REQUIREMENT –
When you find the word "icon" in a line of the entries, please copy the whole line.

********************

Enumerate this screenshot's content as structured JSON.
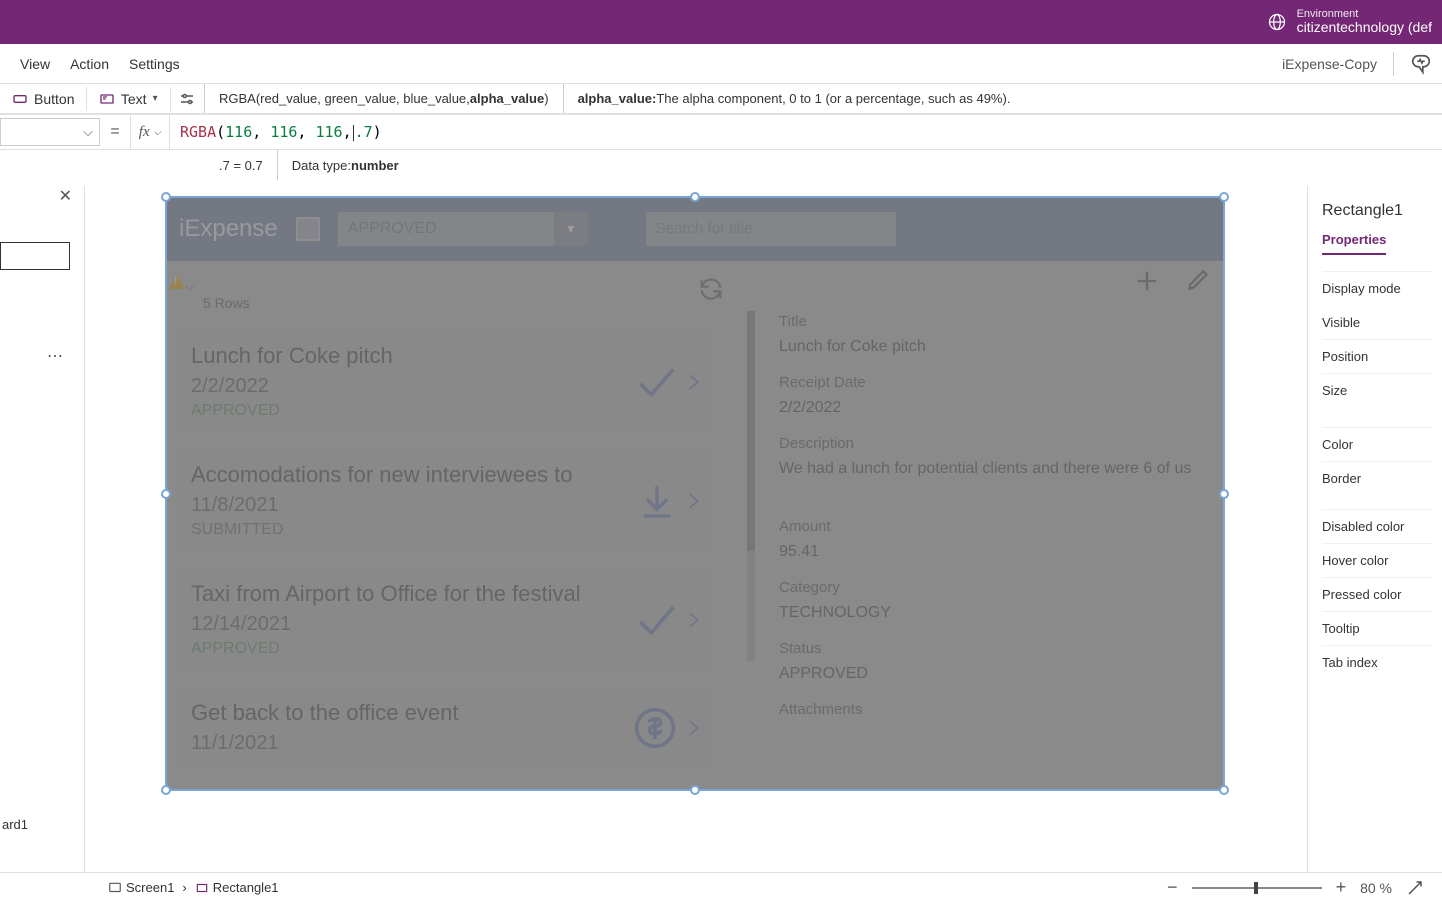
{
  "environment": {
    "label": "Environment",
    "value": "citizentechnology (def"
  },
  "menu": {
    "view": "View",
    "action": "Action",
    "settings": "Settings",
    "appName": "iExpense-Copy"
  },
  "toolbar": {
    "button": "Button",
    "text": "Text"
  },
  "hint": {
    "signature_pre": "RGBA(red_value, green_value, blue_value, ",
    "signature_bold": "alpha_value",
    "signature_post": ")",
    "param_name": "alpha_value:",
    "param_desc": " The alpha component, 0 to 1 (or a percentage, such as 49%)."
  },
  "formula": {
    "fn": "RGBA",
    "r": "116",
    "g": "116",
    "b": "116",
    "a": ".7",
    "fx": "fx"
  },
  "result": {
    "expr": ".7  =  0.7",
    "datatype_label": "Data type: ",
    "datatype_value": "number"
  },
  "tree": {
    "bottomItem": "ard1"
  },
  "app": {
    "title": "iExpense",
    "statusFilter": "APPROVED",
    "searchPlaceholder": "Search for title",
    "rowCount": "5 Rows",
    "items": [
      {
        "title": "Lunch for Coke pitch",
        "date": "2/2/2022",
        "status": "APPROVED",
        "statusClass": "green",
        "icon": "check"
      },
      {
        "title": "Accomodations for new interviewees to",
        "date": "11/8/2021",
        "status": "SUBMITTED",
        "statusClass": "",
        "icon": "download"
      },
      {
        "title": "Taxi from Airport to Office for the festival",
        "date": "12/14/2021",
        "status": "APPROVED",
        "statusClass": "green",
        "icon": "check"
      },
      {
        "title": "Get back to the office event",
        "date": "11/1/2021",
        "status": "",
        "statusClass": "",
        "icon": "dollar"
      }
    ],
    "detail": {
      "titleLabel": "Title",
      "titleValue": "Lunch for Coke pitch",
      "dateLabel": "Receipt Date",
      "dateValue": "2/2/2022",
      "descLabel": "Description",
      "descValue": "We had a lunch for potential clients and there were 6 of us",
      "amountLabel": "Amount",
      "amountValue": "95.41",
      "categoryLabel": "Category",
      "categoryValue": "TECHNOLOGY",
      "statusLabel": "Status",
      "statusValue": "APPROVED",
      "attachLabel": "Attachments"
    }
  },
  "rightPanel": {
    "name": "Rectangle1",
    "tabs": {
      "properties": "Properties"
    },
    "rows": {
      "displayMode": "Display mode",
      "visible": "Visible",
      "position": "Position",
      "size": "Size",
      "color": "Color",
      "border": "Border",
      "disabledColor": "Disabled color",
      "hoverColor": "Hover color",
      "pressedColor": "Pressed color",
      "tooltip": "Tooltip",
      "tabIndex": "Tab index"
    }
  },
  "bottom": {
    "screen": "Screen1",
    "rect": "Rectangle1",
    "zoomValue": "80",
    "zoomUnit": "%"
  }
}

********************

SOLUTION BELOW –
        "icon": "check"
        "icon": "download"
        "icon": "check"
        "icon": "dollar"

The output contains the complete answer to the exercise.